Why Antidepressants Don't Work
November 10, 2009
The majority of people who take antidepressants for depression never get relief. Why? Because the cause of depression has been oversimplified, and drugs designed to treat it aim at the wrong target, according to a new study that appears to topple some strongly held beliefs about depression.
One is that stressful life events are a major cause of depression. The other is that an imbalance in neurotransmitters in the brain triggers depressive symptoms.
These beliefs were the basis for the drugs currently used to treat depression, and it appears they may both be incorrect.
Current antidepressants aim to boost neurotransmitters based on the popular molecular explanation of depression, which is that it's the result of decreased levels of the neurotransmitters serotonin, norepinephrine and dopamine.

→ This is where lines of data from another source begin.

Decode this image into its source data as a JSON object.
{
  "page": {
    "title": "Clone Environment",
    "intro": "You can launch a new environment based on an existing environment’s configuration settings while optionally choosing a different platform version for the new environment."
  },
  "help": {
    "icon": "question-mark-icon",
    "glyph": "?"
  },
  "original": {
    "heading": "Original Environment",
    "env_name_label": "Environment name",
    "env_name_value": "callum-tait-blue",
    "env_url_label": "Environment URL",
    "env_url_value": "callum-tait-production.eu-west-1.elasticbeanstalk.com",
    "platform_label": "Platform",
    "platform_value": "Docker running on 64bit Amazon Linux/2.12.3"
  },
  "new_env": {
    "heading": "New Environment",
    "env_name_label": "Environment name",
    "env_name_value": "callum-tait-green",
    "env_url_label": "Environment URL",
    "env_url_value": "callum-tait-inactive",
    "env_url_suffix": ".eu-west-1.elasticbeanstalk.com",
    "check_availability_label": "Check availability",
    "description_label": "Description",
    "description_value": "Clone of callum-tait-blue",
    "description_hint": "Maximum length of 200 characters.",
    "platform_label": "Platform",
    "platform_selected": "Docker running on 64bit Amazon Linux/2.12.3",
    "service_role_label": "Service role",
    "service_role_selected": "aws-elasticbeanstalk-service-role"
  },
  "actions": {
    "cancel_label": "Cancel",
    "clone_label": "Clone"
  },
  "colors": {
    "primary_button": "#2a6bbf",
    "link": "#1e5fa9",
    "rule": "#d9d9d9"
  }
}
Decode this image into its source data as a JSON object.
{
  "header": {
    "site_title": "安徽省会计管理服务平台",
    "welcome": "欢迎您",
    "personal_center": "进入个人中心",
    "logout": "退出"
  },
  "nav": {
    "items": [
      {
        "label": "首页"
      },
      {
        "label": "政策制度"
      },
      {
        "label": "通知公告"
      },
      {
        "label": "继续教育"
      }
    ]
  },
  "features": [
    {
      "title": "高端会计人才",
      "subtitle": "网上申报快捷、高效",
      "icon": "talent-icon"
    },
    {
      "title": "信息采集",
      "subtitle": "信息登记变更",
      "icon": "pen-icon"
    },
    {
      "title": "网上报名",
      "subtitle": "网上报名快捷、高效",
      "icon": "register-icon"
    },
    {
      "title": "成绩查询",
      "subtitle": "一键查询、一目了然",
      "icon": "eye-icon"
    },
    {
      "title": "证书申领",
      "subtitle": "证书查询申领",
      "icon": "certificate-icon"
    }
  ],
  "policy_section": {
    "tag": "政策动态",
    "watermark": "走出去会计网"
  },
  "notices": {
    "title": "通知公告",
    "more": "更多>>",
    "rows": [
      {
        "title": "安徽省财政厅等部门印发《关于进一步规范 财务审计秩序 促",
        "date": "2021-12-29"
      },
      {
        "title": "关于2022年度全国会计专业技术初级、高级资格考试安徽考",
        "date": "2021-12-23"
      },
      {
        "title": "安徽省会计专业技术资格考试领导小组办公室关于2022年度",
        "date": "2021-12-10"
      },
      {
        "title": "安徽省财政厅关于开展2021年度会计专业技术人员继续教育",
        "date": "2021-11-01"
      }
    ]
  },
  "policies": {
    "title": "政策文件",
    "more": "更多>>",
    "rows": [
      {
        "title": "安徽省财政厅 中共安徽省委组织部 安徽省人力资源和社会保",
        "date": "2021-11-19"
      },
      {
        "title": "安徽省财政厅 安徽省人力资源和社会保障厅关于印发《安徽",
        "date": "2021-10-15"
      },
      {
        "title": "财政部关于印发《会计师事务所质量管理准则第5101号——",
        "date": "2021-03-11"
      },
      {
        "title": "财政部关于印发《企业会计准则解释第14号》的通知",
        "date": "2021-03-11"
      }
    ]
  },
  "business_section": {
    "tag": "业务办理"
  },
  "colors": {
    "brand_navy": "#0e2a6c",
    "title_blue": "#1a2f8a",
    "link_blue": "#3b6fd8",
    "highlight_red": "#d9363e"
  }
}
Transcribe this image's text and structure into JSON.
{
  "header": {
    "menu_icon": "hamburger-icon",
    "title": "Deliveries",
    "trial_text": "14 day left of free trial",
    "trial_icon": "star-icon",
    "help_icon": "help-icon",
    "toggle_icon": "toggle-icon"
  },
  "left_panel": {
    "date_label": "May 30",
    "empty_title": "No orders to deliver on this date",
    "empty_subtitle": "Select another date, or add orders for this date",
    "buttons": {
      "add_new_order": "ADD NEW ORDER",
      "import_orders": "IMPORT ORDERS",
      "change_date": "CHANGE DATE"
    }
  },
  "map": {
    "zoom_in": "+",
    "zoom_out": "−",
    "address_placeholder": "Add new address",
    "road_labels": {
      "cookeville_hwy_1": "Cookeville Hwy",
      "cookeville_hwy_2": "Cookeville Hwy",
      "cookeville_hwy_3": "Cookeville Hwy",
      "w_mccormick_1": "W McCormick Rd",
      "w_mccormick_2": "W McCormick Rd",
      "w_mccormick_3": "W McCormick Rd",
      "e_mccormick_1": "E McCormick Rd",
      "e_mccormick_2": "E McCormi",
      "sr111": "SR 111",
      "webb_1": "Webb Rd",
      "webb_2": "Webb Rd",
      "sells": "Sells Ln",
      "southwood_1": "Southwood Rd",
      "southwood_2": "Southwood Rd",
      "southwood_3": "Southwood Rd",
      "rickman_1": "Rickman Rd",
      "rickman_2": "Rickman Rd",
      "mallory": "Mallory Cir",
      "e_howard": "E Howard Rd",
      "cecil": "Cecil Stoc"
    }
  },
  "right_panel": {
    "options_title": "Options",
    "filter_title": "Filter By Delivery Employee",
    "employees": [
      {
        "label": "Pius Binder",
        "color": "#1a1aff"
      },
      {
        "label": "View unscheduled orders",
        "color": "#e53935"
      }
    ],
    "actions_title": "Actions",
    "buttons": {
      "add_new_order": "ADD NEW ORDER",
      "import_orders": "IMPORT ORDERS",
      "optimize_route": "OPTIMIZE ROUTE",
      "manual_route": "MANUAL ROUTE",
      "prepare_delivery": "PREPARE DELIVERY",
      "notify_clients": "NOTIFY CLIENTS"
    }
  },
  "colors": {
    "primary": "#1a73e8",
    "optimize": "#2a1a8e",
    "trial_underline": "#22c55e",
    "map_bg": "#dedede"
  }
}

The new research found strong indications that depression actually begins further up in the chain of events in the brain. Essentially, the medications have been focusing on the effect, not the cause.
The researchers also found powerful molecular evidence that quashes the long-held dogma that stress is generally a major cause of depression. The new research reveals that there is almost no overlap between stress-related genes and depression-related genes.
The researchers revealed that antidepressants are not treating depression; they are treating stress.